Gene Wolfe’s The Sword of the Lictor essentially contains no plot, but it’s the best plotless book I’ve ever read. It’s one of the best books I’ve ever read, period. I loved every moment of it! (I read this on audio; Audible Frontiers‘ audio version, read by Jonathan Davis, is exceptional.)
This third installment of The Book of the New Sun continues Severian’s journey from apprentice in the torturers’ guild to Autarch. He doesn’t seem to be getting any closer to his exalted position (if anything, I’d say farther) and we’re no closer to understanding how he’s going to get there. But that’s totally fine. Unburdened by a need to be anywhere or to achieve any goals or deadlines, Severian wanders the earth almost aimlessly, and it’s this wandering that’s so fascinating.

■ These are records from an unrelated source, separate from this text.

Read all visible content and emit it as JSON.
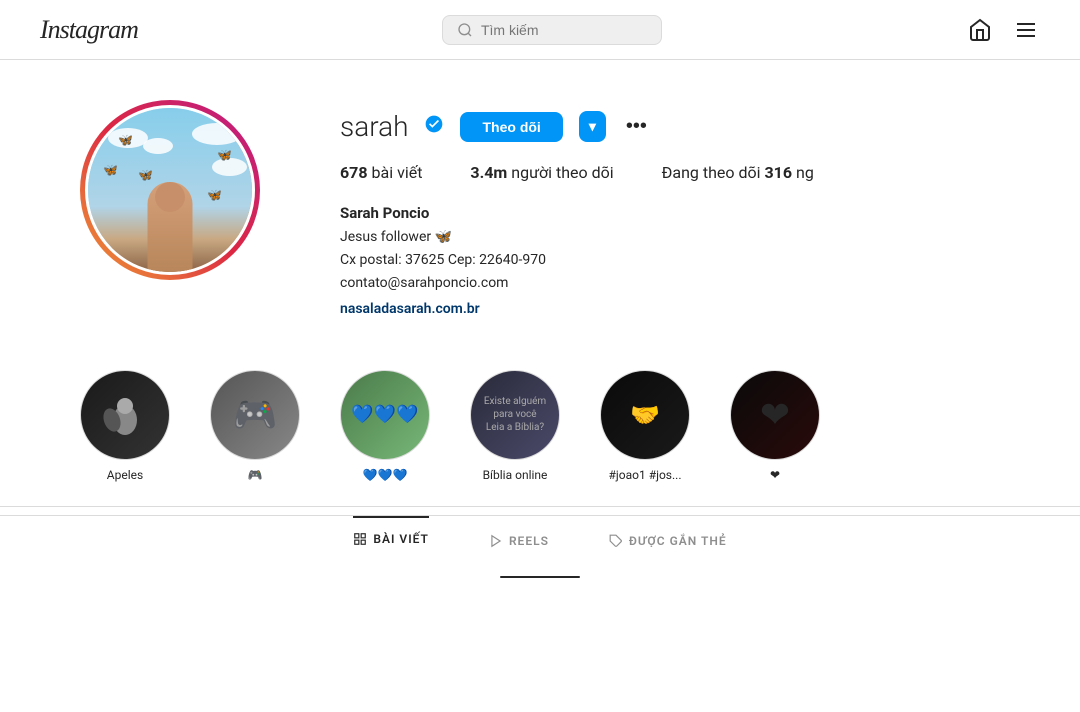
{
  "header": {
    "logo": "Instagram",
    "search_placeholder": "Tìm kiếm"
  },
  "profile": {
    "username": "sarah",
    "verified": true,
    "verified_symbol": "✓",
    "btn_follow": "Theo dõi",
    "btn_dropdown_symbol": "▾",
    "btn_more_symbol": "•••",
    "stats": {
      "posts_count": "678",
      "posts_label": "bài viết",
      "followers_count": "3.4m",
      "followers_label": "người theo dõi",
      "following_prefix": "Đang theo dõi",
      "following_count": "316",
      "following_suffix": "ng"
    },
    "bio": {
      "name": "Sarah Poncio",
      "line1": "Jesus follower 🦋",
      "line2": "Cx postal: 37625 Cep: 22640-970",
      "line3": "contato@sarahponcio.com",
      "link": "nasaladasarah.com.br"
    }
  },
  "highlights": [
    {
      "id": "h1",
      "label": "Apeles",
      "emoji": ""
    },
    {
      "id": "h2",
      "label": "🎮",
      "emoji": "🎮"
    },
    {
      "id": "h3",
      "label": "💙💙💙",
      "emoji": "💙💙💙"
    },
    {
      "id": "h4",
      "label": "Bíblia online",
      "emoji": ""
    },
    {
      "id": "h5",
      "label": "#joao1 #jos...",
      "emoji": ""
    },
    {
      "id": "h6",
      "label": "❤",
      "emoji": "❤"
    }
  ],
  "tabs": {
    "active": "posts",
    "items": [
      {
        "id": "posts",
        "label": "BÀI VIẾT",
        "icon": "grid"
      },
      {
        "id": "reels",
        "label": "REELS",
        "icon": "video"
      },
      {
        "id": "tagged",
        "label": "ĐƯỢC GẮN THẺ",
        "icon": "tag"
      }
    ]
  }
}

For a reader who’s only anxious for action and story progression, The Sword of the Lictor is not likely to work and, indeed, I usually get annoyed with authors who take too long to tell their stories. However, when I’m reading Gene Wolfe, it not only works — it is pure delight. For Wolfe’s old earth, set in a far future when the sun is dying (similar to Jack Vance’s Dying Earth), is full of wonder and amazement and he tells us all about it in his simple but elegant style:
… authors are so anxious to move their stories forward (however wooden they may be, advancing like market carts with squeaking wheels that are never still, though they go only to dusty villages where the charm of the country is lost and the pleasures of the city will never be found)… The assassin who holds a dagger to his victim’s neck is eager to discuss the whole matter, and at any length the victim or the author may wish. The passionate pair in love’s embrace are at least equally willing to postpone the stabbing, if not more so… In life it is not the same…
I wish I could be there with Severian as he climbs down the steep cliff overhung with a waterfall and embedded with the fossils of earth’s lost architecture, and explores the round metal building that we recognize (but he doesn’t) as a spaceship… I’d love to tell you more and to discuss what it all means (there’s so much symbolism here), but then you’d miss the jaw-dropping, eye-widening, brain-expanding experience for yourself. I’ll just say that what Severian experiences on his journey perfectly captures the essence of excellent speculative fiction — it’s the reason I love SFF.
Nobody creates such a sense of wonder and amazement, such truly unique and bizarre ideas, and relates them in such a beautiful way as Gene Wolfe does. I want to spend a lot more time exploring his world.